DATASET ->
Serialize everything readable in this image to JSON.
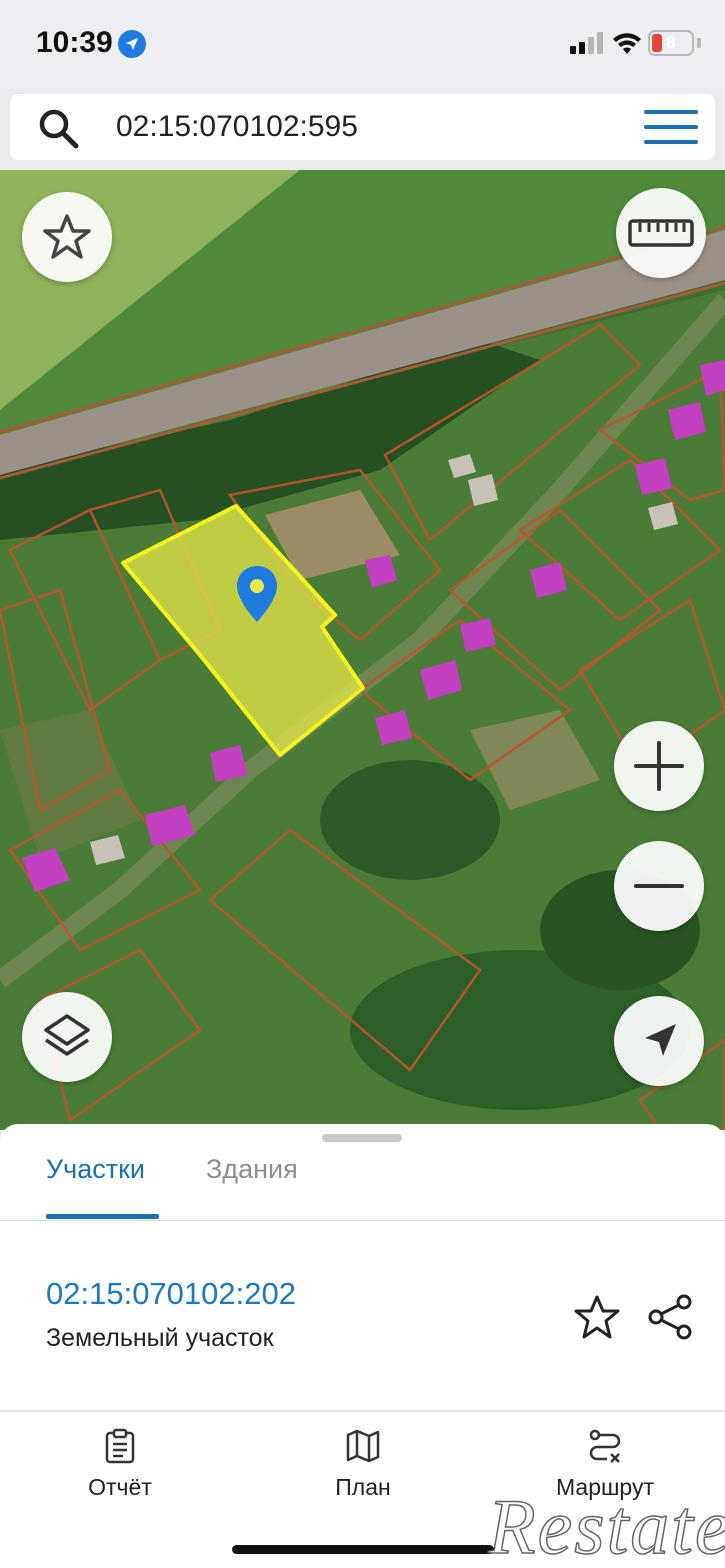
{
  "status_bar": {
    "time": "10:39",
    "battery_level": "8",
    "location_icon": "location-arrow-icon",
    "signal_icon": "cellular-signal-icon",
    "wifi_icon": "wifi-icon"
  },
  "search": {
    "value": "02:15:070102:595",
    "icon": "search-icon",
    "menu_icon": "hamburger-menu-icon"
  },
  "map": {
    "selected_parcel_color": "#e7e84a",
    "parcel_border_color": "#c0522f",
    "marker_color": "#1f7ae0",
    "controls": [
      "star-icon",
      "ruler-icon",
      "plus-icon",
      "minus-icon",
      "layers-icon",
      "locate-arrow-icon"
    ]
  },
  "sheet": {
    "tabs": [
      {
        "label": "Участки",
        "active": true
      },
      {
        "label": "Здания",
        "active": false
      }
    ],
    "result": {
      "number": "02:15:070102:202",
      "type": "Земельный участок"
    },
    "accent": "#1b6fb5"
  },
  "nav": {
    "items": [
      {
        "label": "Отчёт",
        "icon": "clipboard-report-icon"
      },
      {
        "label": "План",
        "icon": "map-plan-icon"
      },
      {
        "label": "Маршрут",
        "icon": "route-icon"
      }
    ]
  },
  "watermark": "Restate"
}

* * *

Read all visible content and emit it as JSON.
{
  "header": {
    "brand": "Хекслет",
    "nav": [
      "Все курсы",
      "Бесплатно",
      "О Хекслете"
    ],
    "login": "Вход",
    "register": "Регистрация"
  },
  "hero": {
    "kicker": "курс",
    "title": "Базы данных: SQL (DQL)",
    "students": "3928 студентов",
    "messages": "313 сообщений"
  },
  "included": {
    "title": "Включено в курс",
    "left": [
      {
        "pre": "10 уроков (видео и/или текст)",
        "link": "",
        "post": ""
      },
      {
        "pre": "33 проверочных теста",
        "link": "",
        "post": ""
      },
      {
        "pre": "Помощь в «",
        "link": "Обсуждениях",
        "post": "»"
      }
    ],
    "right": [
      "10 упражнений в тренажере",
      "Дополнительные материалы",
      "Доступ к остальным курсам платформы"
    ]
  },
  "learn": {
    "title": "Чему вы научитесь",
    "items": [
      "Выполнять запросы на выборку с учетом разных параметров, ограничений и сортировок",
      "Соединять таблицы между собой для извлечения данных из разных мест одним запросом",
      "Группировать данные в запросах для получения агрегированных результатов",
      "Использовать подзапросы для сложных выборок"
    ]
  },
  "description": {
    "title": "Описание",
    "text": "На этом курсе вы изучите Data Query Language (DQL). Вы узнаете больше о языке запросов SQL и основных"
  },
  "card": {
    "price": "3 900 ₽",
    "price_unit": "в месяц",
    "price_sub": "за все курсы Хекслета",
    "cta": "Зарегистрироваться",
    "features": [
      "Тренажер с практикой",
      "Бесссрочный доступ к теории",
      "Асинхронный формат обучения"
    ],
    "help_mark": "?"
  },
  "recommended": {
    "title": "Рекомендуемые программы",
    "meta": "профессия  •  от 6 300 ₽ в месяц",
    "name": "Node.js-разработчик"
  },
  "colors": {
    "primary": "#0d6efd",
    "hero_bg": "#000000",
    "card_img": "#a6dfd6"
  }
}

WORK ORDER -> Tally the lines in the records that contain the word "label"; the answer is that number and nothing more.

REPLY -> 5